Ethiopia’s right to use the water that originates within itself would have included (and, in our view, should include), in addition to power-generating purposes, irrigation, water recreation and navigational services, flood control as well as water storage and supply. It is obvious, therefore, that dams provide valuable economic benefits. Just like any mega project, dams also involve several side-effects, which could be summarized as environmental and ecological, social (forced relocation of locals), economic and even political. Other concerns may include evaluating and managing the risks associated with dam construction as well as asking questions whether the product (GERD in our case) would provide the desired and needed benefits to stakeholders such as access to electricity. A reasonable framework of concern about dam construction, therefore, would include a thorough benefit-cost analysis, not just one-sided focus on the costs. This is our major concern in regards to environmentalists and some of their Ethiopian supporters who campaign against the 6000 MW dam.

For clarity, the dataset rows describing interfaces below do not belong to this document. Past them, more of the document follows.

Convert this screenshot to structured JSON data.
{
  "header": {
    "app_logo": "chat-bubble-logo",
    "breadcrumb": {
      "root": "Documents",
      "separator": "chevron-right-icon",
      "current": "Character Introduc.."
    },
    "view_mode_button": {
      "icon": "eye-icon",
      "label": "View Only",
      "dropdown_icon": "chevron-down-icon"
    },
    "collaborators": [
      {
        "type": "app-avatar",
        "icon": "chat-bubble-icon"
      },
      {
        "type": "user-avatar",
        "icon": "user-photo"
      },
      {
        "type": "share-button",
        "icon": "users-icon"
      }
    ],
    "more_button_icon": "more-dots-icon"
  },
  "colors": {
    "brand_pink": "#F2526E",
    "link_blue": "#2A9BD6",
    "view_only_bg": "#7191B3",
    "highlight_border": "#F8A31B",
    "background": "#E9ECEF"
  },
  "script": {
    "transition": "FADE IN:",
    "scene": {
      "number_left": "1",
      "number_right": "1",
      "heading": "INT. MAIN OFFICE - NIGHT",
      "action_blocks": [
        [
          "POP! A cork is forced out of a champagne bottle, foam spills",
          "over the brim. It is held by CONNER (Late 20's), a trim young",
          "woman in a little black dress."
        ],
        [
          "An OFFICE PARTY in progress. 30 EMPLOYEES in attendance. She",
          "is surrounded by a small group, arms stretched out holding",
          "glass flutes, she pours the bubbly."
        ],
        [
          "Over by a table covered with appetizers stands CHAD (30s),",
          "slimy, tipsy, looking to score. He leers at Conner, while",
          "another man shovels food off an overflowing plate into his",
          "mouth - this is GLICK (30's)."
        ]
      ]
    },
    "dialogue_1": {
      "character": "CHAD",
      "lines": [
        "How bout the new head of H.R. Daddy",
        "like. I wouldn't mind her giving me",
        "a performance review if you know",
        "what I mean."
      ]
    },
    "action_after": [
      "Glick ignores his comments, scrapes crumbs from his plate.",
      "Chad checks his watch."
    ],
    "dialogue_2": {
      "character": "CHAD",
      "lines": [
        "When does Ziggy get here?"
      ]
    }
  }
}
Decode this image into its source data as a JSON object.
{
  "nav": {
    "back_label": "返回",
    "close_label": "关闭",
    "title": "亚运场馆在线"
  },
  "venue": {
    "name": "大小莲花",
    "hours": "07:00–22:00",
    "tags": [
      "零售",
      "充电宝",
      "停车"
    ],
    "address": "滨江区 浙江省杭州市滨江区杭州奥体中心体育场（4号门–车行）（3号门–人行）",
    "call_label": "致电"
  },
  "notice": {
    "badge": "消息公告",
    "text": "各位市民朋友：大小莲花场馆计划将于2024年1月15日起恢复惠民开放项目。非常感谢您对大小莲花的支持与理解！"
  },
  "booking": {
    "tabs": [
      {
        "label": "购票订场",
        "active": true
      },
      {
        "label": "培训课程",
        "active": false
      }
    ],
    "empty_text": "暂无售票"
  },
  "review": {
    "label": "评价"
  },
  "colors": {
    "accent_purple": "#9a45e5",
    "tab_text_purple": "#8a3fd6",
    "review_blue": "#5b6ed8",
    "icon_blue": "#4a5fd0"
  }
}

The environmentalists refer to the GERD as a “white elephant,” despite the fact that the project’s leaked document, alleged to be prepared by International Panel of Experts (IPE) showing favorable financial and social benefits to Ethiopia and the Sudan. Environmentalists such as the International Rivers Network (IRN) need to, therefore, quantify the magnitude of the side effects of the project and should not rely on “covert” and “secondary” data. More importantly, rather than being the butterflies of potential conflict in the Eastern Nile region, they need to: (i) acknowledge Ethiopia’s sovereign rights to use its own resources in accordance to international law and without hurting downstream countries; (ii) identify mitigation strategies so that genuine concerns are addressed before the construction is finalized; and (iii) propose how the mitigation strategies are going to be financed. In April 2014, the California based environmental pressure group which is against any form of large dam that is proposed to be built in Africa and Asia leaked the 48 pages long confidential document that was prepared by International Panel of Experts (IPE) on Ethiopian Grand Renaissance Dam. Now that the confidential report is in the public domain, it allows everyone to put to test the concerns of both the friends and foes of the GERD.
By Minga Negash, Seid Hassan and Mammo Muchie,